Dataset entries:

= = =

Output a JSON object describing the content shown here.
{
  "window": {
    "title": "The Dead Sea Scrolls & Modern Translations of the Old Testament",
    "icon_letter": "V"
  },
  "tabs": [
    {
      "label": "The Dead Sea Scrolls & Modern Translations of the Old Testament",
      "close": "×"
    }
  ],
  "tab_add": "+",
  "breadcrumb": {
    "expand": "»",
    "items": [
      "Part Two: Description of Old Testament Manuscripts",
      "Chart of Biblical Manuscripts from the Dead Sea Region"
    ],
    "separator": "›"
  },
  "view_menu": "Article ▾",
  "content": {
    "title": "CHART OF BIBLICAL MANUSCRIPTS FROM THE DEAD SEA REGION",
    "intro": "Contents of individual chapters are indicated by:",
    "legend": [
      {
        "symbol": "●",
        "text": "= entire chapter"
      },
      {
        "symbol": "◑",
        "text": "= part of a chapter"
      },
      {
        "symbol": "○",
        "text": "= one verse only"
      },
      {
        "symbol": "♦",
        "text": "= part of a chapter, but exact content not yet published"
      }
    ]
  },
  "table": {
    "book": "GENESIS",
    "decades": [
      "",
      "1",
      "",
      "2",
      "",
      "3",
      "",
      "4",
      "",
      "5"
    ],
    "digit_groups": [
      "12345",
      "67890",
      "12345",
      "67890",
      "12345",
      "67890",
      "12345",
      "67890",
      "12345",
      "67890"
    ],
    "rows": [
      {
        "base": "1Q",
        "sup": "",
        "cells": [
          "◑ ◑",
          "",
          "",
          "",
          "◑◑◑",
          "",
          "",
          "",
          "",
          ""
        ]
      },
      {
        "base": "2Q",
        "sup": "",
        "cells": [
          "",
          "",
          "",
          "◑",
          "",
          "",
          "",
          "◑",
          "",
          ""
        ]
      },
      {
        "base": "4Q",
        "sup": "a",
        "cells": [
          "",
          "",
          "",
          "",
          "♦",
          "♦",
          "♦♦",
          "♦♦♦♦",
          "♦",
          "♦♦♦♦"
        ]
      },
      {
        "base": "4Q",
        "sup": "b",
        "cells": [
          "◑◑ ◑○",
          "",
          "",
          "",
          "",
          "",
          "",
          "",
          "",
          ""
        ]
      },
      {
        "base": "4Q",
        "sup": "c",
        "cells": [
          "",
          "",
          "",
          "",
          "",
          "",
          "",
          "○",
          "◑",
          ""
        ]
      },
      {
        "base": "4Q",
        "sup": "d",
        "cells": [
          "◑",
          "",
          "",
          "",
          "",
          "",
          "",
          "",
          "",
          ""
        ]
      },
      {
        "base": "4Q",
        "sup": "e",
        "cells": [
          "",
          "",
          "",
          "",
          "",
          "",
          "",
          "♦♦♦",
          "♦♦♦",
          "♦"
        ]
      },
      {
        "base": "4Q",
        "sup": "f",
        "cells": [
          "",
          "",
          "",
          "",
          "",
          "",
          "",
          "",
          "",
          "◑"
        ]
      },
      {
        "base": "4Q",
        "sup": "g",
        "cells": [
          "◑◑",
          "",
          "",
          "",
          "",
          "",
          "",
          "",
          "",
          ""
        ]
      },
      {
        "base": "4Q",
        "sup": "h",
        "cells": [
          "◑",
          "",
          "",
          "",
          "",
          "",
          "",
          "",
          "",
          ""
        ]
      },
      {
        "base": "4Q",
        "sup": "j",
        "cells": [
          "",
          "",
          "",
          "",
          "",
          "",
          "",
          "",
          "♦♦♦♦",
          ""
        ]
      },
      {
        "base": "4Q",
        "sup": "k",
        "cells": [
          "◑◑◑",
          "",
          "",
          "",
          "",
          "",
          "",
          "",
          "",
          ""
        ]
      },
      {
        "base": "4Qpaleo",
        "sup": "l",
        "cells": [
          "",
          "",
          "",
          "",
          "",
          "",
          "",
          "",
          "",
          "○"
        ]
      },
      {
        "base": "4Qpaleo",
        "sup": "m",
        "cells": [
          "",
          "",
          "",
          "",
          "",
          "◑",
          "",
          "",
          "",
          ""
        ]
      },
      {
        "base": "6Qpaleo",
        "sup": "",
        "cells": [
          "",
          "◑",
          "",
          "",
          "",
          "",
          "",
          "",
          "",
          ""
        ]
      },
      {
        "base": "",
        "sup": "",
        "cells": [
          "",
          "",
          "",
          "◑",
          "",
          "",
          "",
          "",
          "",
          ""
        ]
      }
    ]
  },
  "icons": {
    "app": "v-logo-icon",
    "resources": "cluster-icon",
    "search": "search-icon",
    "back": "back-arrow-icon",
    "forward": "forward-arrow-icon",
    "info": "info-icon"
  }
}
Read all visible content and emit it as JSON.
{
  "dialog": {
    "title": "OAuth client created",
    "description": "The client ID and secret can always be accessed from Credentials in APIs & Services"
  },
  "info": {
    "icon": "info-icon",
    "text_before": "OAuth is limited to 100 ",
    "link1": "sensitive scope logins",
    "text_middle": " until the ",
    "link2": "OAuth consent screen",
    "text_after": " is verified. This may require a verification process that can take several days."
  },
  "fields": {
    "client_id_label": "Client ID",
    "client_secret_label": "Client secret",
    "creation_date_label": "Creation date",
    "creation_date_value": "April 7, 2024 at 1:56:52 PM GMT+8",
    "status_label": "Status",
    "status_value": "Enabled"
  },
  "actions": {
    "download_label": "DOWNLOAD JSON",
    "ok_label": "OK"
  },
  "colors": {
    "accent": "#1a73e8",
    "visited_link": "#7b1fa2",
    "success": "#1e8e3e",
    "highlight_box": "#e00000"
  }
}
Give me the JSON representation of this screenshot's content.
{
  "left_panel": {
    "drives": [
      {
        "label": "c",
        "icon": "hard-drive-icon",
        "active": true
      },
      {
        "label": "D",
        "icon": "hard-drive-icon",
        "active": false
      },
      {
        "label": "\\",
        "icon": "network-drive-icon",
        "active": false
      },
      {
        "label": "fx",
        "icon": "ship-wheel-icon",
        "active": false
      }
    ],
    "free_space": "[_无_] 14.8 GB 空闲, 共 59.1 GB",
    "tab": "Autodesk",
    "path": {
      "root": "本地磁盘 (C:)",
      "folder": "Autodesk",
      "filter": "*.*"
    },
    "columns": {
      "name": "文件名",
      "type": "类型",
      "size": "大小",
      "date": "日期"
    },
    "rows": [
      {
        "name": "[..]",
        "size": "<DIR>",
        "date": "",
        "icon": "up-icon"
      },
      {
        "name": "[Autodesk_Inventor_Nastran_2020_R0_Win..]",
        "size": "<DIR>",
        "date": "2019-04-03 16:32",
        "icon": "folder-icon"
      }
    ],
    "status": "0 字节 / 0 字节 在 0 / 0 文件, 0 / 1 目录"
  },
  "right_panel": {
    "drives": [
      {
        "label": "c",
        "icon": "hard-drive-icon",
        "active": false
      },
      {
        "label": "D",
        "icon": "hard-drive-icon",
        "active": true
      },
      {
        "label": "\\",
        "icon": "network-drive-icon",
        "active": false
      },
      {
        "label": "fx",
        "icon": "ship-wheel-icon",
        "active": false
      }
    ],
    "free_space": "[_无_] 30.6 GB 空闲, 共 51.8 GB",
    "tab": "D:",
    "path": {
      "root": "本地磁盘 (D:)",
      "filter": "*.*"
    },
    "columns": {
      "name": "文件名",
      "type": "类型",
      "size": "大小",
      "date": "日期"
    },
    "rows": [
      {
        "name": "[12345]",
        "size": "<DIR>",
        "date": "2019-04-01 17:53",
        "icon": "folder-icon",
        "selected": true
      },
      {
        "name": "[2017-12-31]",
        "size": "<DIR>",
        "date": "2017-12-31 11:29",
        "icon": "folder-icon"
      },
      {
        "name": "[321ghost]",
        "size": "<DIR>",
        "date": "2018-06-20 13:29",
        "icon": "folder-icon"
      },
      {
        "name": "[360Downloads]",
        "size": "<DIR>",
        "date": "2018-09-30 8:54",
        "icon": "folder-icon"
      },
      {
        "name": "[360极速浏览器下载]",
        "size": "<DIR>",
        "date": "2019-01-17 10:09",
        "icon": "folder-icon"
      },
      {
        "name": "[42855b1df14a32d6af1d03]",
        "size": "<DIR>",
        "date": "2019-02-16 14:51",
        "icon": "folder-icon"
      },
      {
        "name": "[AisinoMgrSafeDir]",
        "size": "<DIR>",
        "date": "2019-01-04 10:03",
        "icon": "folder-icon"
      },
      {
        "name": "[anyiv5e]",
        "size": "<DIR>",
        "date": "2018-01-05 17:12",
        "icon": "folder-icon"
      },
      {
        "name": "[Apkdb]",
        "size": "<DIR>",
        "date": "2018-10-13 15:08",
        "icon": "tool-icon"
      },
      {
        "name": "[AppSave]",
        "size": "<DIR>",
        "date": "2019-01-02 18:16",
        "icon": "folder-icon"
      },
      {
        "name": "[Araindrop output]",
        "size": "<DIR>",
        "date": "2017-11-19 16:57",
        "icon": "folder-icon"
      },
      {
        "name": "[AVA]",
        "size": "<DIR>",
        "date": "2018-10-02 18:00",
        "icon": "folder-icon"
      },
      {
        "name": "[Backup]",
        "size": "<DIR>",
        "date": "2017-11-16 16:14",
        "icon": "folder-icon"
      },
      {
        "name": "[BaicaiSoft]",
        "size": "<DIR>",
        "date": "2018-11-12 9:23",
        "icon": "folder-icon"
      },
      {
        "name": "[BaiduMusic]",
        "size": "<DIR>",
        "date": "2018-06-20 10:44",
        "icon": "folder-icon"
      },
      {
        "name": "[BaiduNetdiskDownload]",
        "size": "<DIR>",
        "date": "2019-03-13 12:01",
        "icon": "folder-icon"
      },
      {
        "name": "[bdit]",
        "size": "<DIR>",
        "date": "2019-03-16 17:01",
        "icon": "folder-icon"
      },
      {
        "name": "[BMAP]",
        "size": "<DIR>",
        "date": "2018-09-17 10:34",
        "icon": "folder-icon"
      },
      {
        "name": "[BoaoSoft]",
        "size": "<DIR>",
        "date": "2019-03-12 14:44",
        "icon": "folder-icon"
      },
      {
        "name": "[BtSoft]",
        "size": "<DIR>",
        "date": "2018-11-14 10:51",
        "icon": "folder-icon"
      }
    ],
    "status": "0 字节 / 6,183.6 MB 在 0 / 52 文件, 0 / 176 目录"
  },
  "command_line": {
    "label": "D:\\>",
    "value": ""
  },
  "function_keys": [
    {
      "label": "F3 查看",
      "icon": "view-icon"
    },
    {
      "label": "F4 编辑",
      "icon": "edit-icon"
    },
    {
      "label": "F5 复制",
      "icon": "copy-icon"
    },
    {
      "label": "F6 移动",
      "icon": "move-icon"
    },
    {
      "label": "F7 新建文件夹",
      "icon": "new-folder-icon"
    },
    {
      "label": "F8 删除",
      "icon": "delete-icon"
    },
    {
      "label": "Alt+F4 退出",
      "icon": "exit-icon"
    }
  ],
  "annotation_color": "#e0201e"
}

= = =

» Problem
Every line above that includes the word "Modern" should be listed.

» Exercise response
    "title": "The Dead Sea Scrolls & Modern Translations of the Old Testament",
      "label": "The Dead Sea Scrolls & Modern Translations of the Old Testament",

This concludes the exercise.